§ **Work instruction**: Determine how many lines in the entries below contain "红外温度检测", and output only that number.

Source data:
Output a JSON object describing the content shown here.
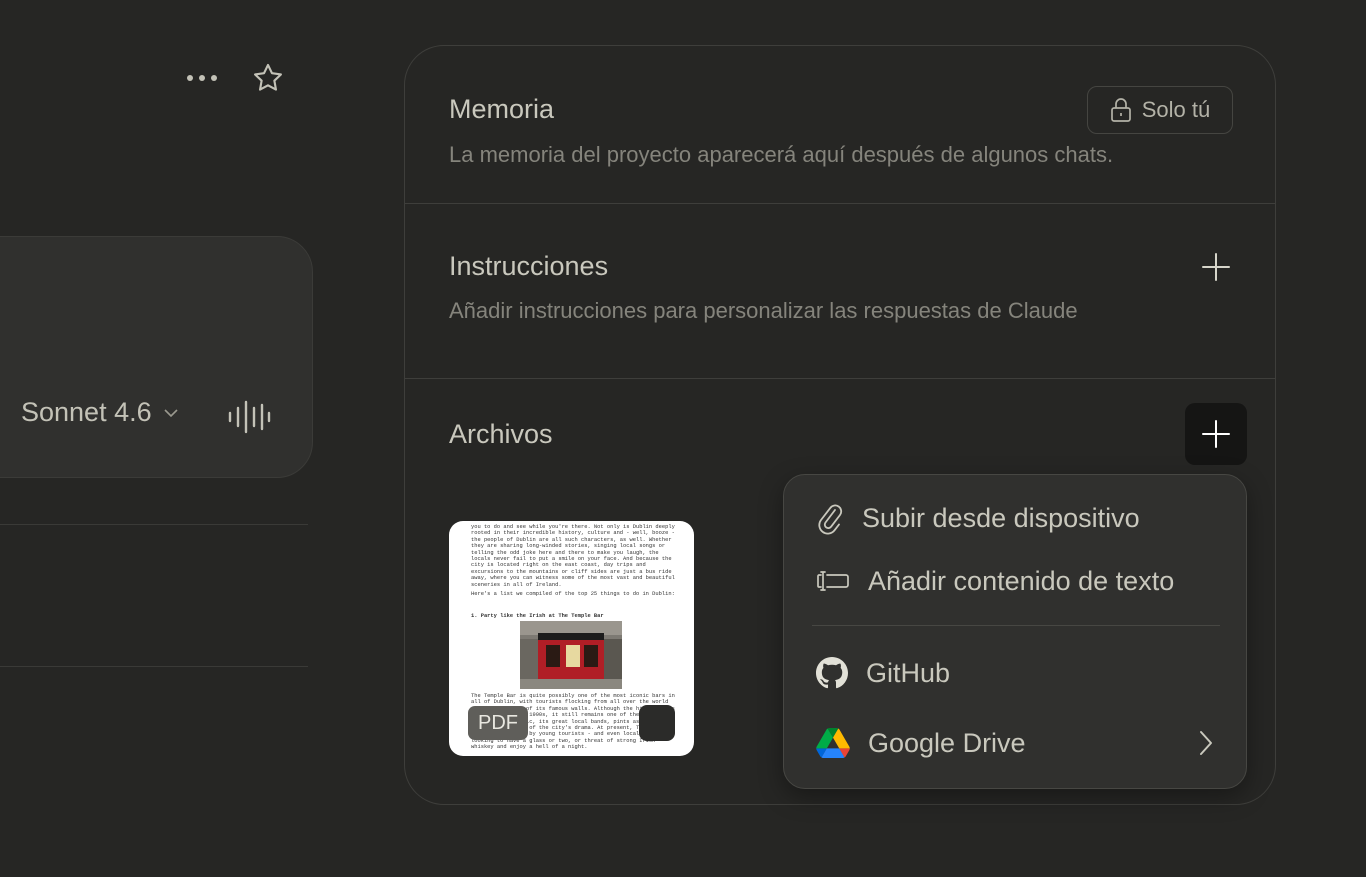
{
  "header": {
    "more_icon": "more-horizontal-icon",
    "star_icon": "star-icon"
  },
  "composer": {
    "model": "Sonnet 4.6",
    "voice_icon": "voice-waveform-icon"
  },
  "memory": {
    "title": "Memoria",
    "visibility_label": "Solo tú",
    "description": "La memoria del proyecto aparecerá aquí después de algunos chats."
  },
  "instructions": {
    "title": "Instrucciones",
    "description": "Añadir instrucciones para personalizar las respuestas de Claude"
  },
  "files": {
    "title": "Archivos",
    "items": [
      {
        "type_badge": "PDF",
        "preview_text_top": "you to do and see while you're there. Not only is Dublin deeply rooted in their incredible history, culture and - well, booze - the people of Dublin are all such characters, as well. Whether they are sharing long-winded stories, singing local songs or telling the odd joke here and there to make you laugh, the locals never fail to put a smile on your face. And because the city is located right on the east coast, day trips and excursions to the mountains or cliff sides are just a bus ride away, where you can witness some of the most vast and beautiful sceneries in all of Ireland.",
        "preview_text_list": "Here's a list we compiled of the top 25 things to do in Dublin:",
        "preview_heading": "1. Party like the Irish at The Temple Bar",
        "preview_text_bottom": "The Temple Bar is quite possibly one of the most iconic bars in all of Dublin, with tourists flocking from all over the world to get a glimpse of its famous walls. Although the history goes back to the early 1990s, it still remains one of the most famous and eclectic, its great local bands, pints as well as being a huge part of the city's drama. At present, The Temple Bar is frequented by young tourists - and even locals alike - looking to have a glass or two, or threat of strong Irish whiskey and enjoy a hell of a night."
      }
    ]
  },
  "upload_menu": {
    "items": [
      {
        "label": "Subir desde dispositivo",
        "icon": "paperclip-icon"
      },
      {
        "label": "Añadir contenido de texto",
        "icon": "text-content-icon"
      },
      {
        "label": "GitHub",
        "icon": "github-icon"
      },
      {
        "label": "Google Drive",
        "icon": "google-drive-icon"
      }
    ]
  }
}
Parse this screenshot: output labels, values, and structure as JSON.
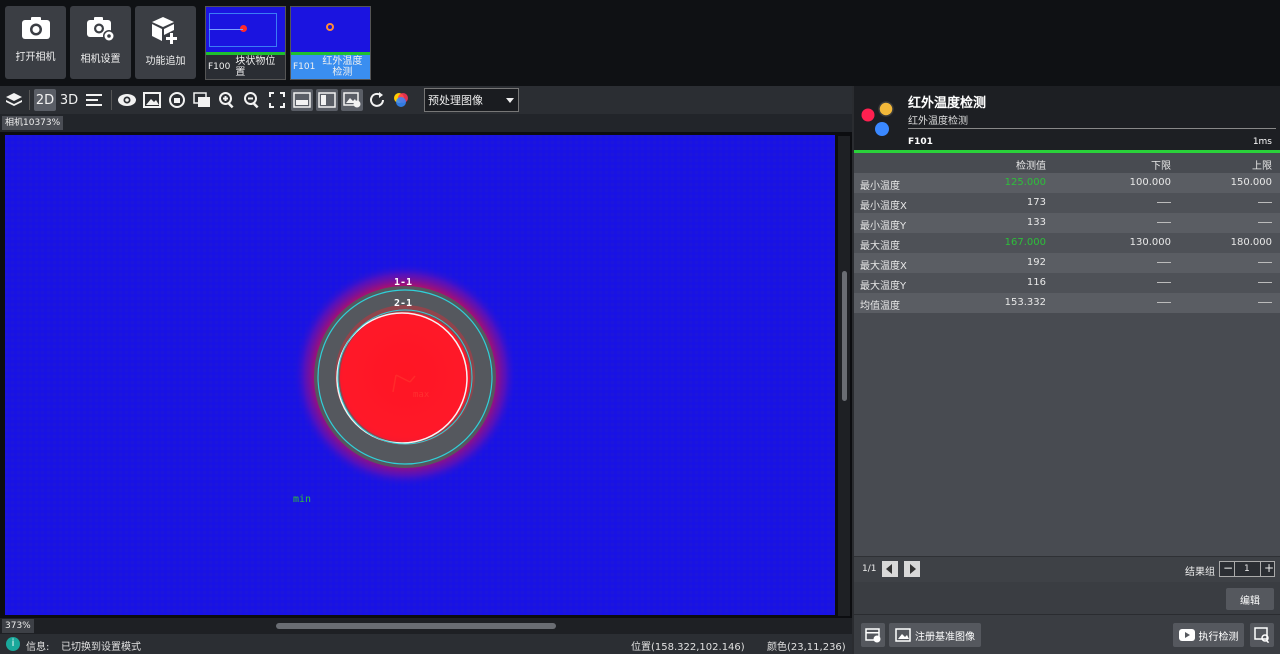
{
  "toolbar_top": {
    "buttons": [
      {
        "label": "打开相机",
        "icon": "camera-icon"
      },
      {
        "label": "相机设置",
        "icon": "camera-settings-icon"
      },
      {
        "label": "功能追加",
        "icon": "add-module-icon"
      }
    ],
    "thumbnails": [
      {
        "code": "F100",
        "label": "块状物位置"
      },
      {
        "code": "F101",
        "label": "红外温度检测"
      }
    ]
  },
  "view_toolbar": {
    "mode_2d": "2D",
    "mode_3d": "3D",
    "select_value": "预处理图像"
  },
  "view": {
    "tag": "相机10373%",
    "zoom": "373%",
    "overlay": {
      "label_outer": "1-1",
      "label_inner": "2-1",
      "max_label": "max",
      "min_label": "min"
    }
  },
  "status": {
    "info_label": "信息:",
    "message": "已切换到设置模式",
    "position": "位置(158.322,102.146)",
    "color": "颜色(23,11,236)"
  },
  "panel": {
    "title": "红外温度检测",
    "subtitle": "红外温度检测",
    "code": "F101",
    "time": "1ms",
    "headers": {
      "value": "检测值",
      "lower": "下限",
      "upper": "上限"
    },
    "rows": [
      {
        "name": "最小温度",
        "value": "125.000",
        "lower": "100.000",
        "upper": "150.000",
        "value_color": "green"
      },
      {
        "name": "最小温度X",
        "value": "173",
        "lower": "",
        "upper": ""
      },
      {
        "name": "最小温度Y",
        "value": "133",
        "lower": "",
        "upper": ""
      },
      {
        "name": "最大温度",
        "value": "167.000",
        "lower": "130.000",
        "upper": "180.000",
        "value_color": "green"
      },
      {
        "name": "最大温度X",
        "value": "192",
        "lower": "",
        "upper": ""
      },
      {
        "name": "最大温度Y",
        "value": "116",
        "lower": "",
        "upper": ""
      },
      {
        "name": "均值温度",
        "value": "153.332",
        "lower": "",
        "upper": ""
      }
    ],
    "page": "1/1",
    "result_group_label": "结果组",
    "result_group_value": "1",
    "edit_label": "编辑",
    "register_label": "注册基准图像",
    "run_label": "执行检测"
  },
  "colors": {
    "accent_green": "#2ad13a",
    "image_blue": "#1b14e0",
    "ring_red": "#ff1a2a"
  }
}
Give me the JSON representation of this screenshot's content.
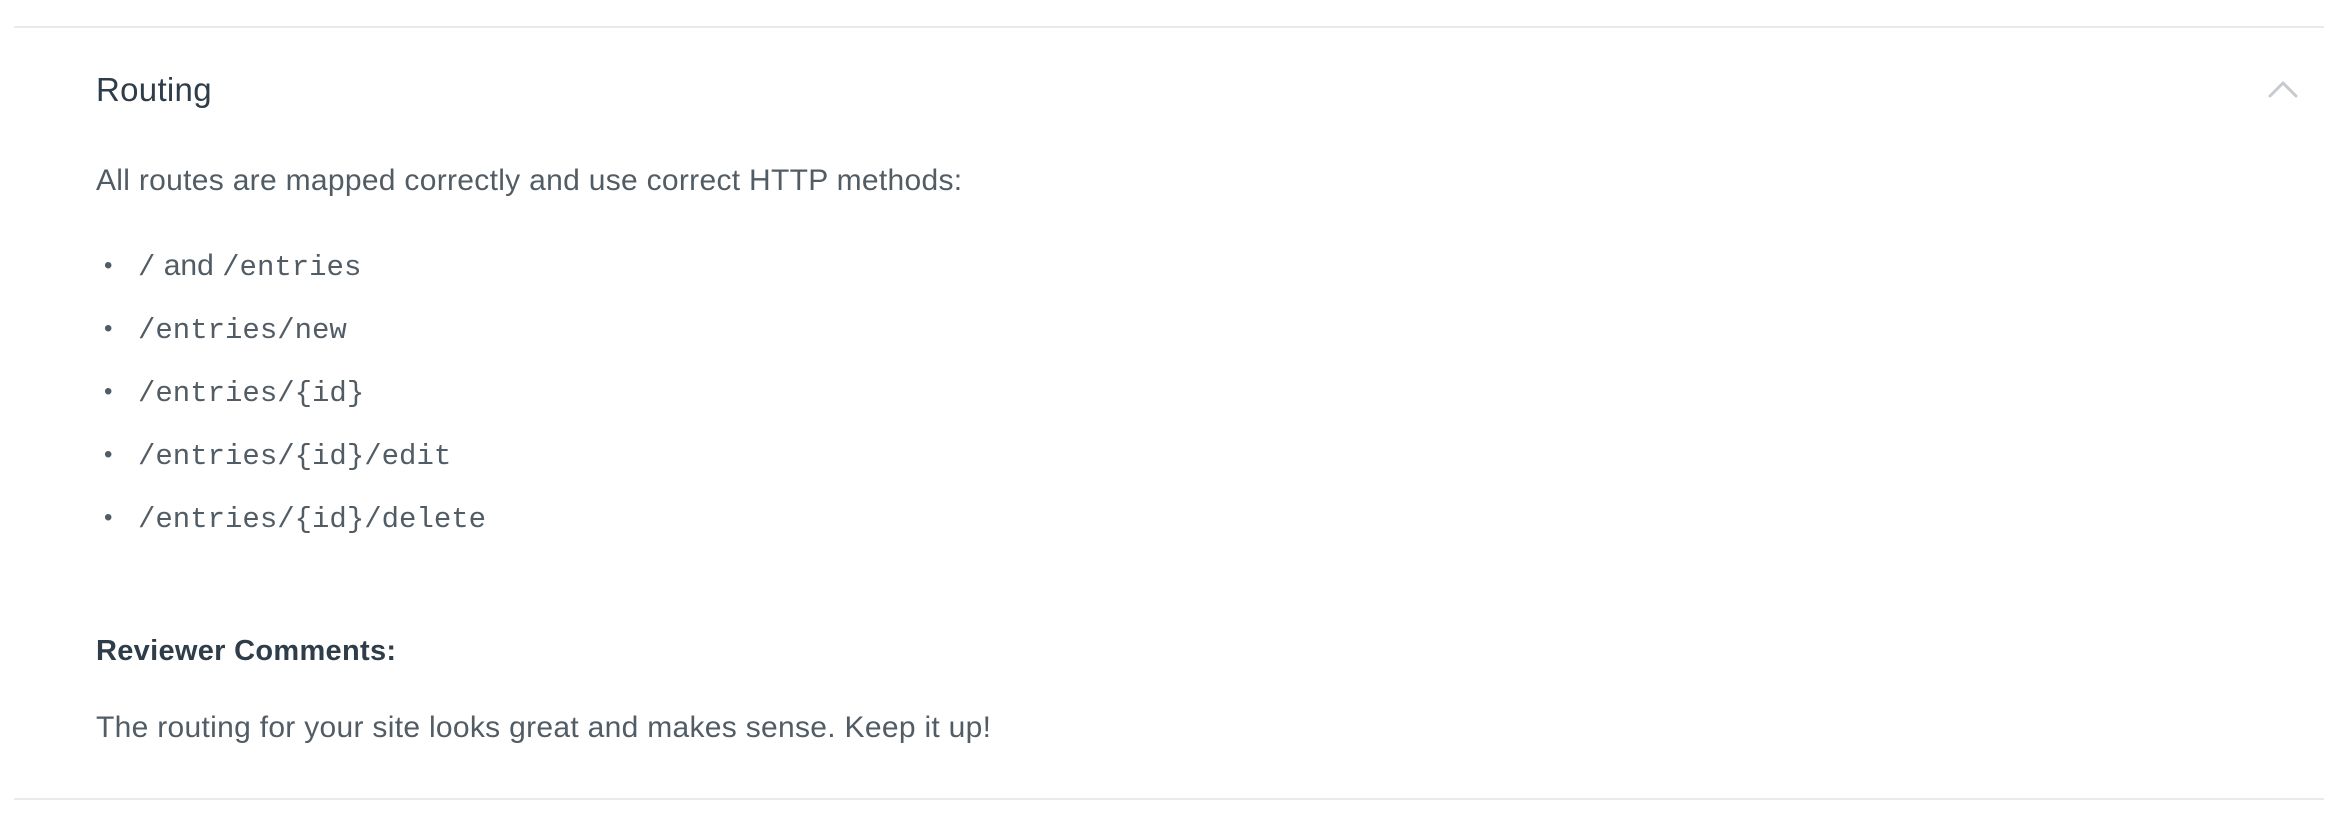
{
  "section": {
    "title": "Routing",
    "toggle_icon": "chevron-up-icon",
    "toggle_color": "#c7cbd0"
  },
  "intro": "All routes are mapped correctly and use correct HTTP methods:",
  "routes": [
    {
      "bullet": "•",
      "prefix_mono": "/",
      "middle": " and ",
      "suffix_mono": "/entries"
    },
    {
      "bullet": "•",
      "prefix_mono": "/entries/new",
      "middle": "",
      "suffix_mono": ""
    },
    {
      "bullet": "•",
      "prefix_mono": "/entries/{id}",
      "middle": "",
      "suffix_mono": ""
    },
    {
      "bullet": "•",
      "prefix_mono": "/entries/{id}/edit",
      "middle": "",
      "suffix_mono": ""
    },
    {
      "bullet": "•",
      "prefix_mono": "/entries/{id}/delete",
      "middle": "",
      "suffix_mono": ""
    }
  ],
  "reviewer": {
    "label": "Reviewer Comments:",
    "comment": "The routing for your site looks great and makes sense. Keep it up!"
  },
  "colors": {
    "heading": "#2e3d49",
    "body_text": "#525c65",
    "divider": "#e8eaed"
  }
}
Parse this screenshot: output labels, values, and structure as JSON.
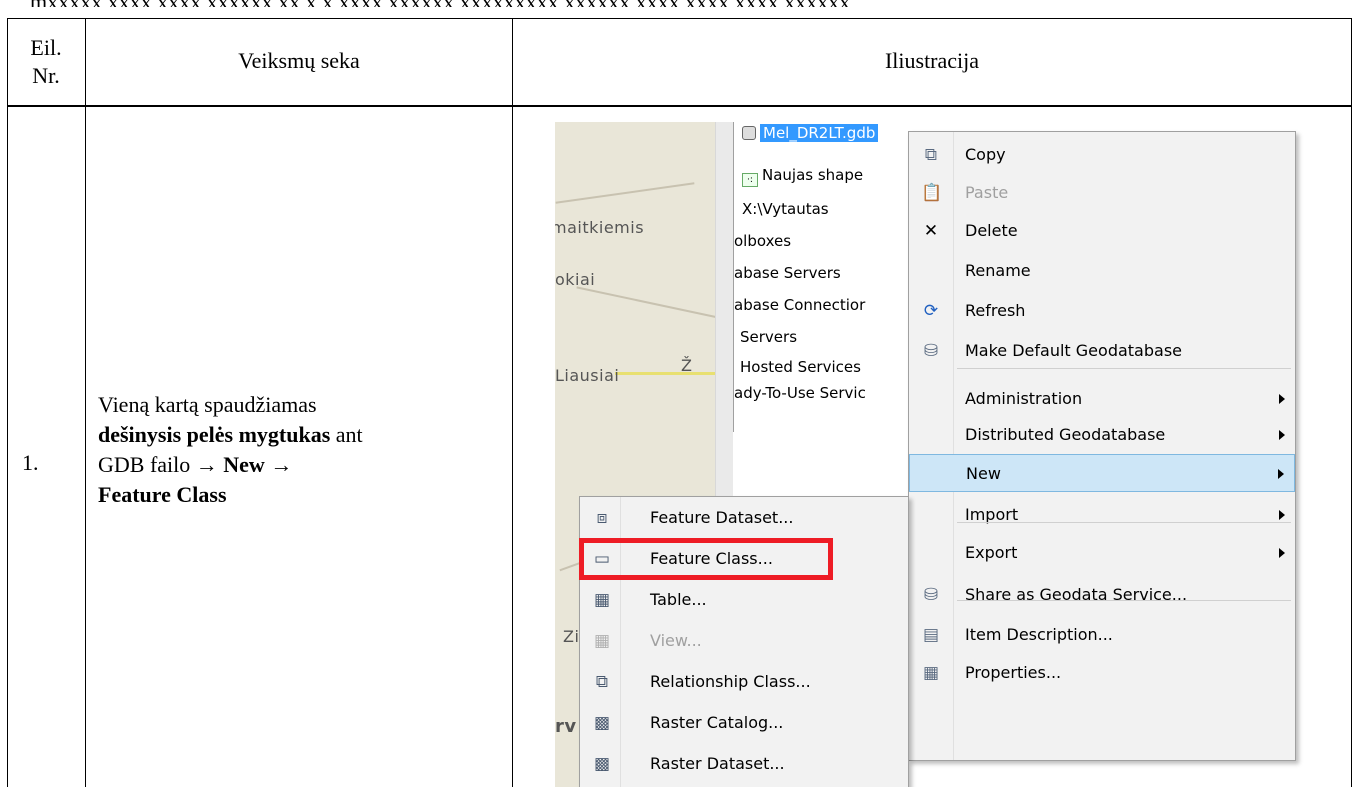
{
  "header": {
    "col_nr": "Eil.\nNr.",
    "col_steps": "Veiksmų seka",
    "col_illustration": "Iliustracija"
  },
  "row1": {
    "number": "1.",
    "step_prefix": "Vieną kartą spaudžiamas",
    "step_bold": "dešinysis pelės mygtukas",
    "step_mid": "ant GDB failo →",
    "step_new": "New",
    "step_arrow": "→",
    "step_feature_class": "Feature Class"
  },
  "map": {
    "labels": [
      "maitkiemis",
      "okiai",
      "Liausiai",
      "Ž",
      "Zi",
      "rv"
    ]
  },
  "tree": {
    "items": [
      "Mel_DR2LT.gdb",
      "Naujas shape",
      "X:\\Vytautas",
      "olboxes",
      "abase Servers",
      "abase Connectior",
      "Servers",
      "Hosted Services",
      "ady-To-Use Servic"
    ]
  },
  "context_menu": {
    "items": [
      {
        "label": "Copy",
        "icon": "copy-icon",
        "disabled": false,
        "submenu": false
      },
      {
        "label": "Paste",
        "icon": "paste-icon",
        "disabled": true,
        "submenu": false
      },
      {
        "label": "Delete",
        "icon": "delete-icon",
        "disabled": false,
        "submenu": false
      },
      {
        "label": "Rename",
        "icon": "",
        "disabled": false,
        "submenu": false
      },
      {
        "label": "Refresh",
        "icon": "refresh-icon",
        "disabled": false,
        "submenu": false
      },
      {
        "label": "Make Default Geodatabase",
        "icon": "default-geodatabase-icon",
        "disabled": false,
        "submenu": false
      },
      {
        "label": "Administration",
        "icon": "",
        "disabled": false,
        "submenu": true
      },
      {
        "label": "Distributed Geodatabase",
        "icon": "",
        "disabled": false,
        "submenu": true
      },
      {
        "label": "New",
        "icon": "",
        "disabled": false,
        "submenu": true,
        "highlighted": true
      },
      {
        "label": "Import",
        "icon": "",
        "disabled": false,
        "submenu": true
      },
      {
        "label": "Export",
        "icon": "",
        "disabled": false,
        "submenu": true
      },
      {
        "label": "Share as Geodata Service...",
        "icon": "share-geodata-icon",
        "disabled": false,
        "submenu": false
      },
      {
        "label": "Item Description...",
        "icon": "item-description-icon",
        "disabled": false,
        "submenu": false
      },
      {
        "label": "Properties...",
        "icon": "properties-icon",
        "disabled": false,
        "submenu": false
      }
    ]
  },
  "submenu": {
    "items": [
      {
        "label": "Feature Dataset...",
        "icon": "feature-dataset-icon",
        "disabled": false
      },
      {
        "label": "Feature Class...",
        "icon": "feature-class-icon",
        "disabled": false,
        "highlighted_box": true
      },
      {
        "label": "Table...",
        "icon": "table-icon",
        "disabled": false
      },
      {
        "label": "View...",
        "icon": "view-icon",
        "disabled": true
      },
      {
        "label": "Relationship Class...",
        "icon": "relationship-class-icon",
        "disabled": false
      },
      {
        "label": "Raster Catalog...",
        "icon": "raster-catalog-icon",
        "disabled": false
      },
      {
        "label": "Raster Dataset...",
        "icon": "raster-dataset-icon",
        "disabled": false
      }
    ]
  },
  "colors": {
    "highlight_box": "#ee1c25",
    "menu_highlight": "#cde6f7",
    "selection": "#3399ff"
  }
}
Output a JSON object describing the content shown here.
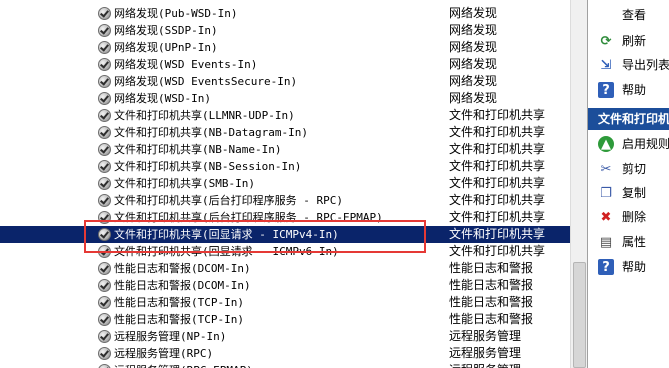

§ **Answer to this exercise**: 3